Understanding the reason why some trees are hollow involves first taking a look at how trees sustain life. Tree trunks and branches are composed of a series of layers, with each serving an important purpose. The visible outer bark of the tree protects the interior of the tree from the elements in addition to disease, fungi, animals, insects and dehydration. Another three layers just inside the outer bark transport food and sugars from the leaves to the rest of the tree, create new growth and transport water and nutrients from roots to other areas of the tree. The innermost layer of the tree, called heartwood, serves as a supportive core and is composed of strong woody tissue that's no longer alive. Tree growth occurs when new layers of tissue form and push outward, while dead cells become part of the supportive heartwood.
To ensure that a tree to defend itself, exterior layers must compartmentalize decay before it spreads to the supportive heartwood of the tree. If outer layers fail to do this, an opening known as a rot cavity will form, which will be likely caused by fungi causing decay in the heartwood of the tree. This often happens after the tree has acquired a wound, such as for example from pruning or damage from a storm. As time passes, this rot cavity can become larger, eventually causing a complete hollowing of the tree's heartwood. So long as the outer, living layers of the tree remain intact and are of sufficient thickness as set alongside the hollowed area, a tree can often survive after creating a hollow.

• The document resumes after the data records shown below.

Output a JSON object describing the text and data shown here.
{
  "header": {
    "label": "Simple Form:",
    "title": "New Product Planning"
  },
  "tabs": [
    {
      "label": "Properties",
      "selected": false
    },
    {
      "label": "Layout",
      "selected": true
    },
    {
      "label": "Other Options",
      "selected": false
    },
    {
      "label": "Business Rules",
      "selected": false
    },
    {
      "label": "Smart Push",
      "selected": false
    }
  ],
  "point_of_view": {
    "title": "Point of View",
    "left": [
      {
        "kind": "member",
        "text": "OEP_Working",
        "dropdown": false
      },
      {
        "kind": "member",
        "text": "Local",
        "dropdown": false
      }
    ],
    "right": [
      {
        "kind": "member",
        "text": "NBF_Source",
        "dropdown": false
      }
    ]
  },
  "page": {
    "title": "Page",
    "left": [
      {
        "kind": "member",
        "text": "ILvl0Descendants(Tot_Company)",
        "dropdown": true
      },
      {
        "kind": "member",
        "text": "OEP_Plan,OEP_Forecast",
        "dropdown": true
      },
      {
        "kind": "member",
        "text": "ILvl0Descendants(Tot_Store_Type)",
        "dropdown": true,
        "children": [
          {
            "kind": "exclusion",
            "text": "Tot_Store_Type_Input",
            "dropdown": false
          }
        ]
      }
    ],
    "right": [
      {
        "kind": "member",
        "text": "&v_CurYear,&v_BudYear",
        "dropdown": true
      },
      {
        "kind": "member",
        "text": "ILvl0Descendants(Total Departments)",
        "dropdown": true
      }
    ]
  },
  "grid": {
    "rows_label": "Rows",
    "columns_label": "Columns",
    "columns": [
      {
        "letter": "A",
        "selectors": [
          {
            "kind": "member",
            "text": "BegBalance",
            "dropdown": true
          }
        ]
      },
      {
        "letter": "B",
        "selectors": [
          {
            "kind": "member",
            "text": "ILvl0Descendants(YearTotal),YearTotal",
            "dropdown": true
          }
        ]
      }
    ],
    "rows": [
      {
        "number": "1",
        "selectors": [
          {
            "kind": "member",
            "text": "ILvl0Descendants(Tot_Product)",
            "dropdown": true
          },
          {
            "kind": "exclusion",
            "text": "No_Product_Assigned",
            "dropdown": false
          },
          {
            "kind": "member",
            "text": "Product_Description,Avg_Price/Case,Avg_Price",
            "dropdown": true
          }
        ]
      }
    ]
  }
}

While historically hollow trees have already been full of cement and several other substances, most experts now agree that filling a cavity or hollow trunk is more detrimental than good at supporting the tree. It is essential to notice that though some hollow trees are structurally sound, others represent a hazard and should really be supported or removed. Hollow trees which are weak can become hazardous and pose threats to people, buildings and other property in the vicinity. When you yourself have an empty tree on your own property, it is recommended to have it inspected by a professional arborist, who is able to determine whether it is living and assess its strength. If the tree is structurally weak, an arborist can determine whether it can be salvaged through effective cabling and bracing techniques, or if removal is necessary.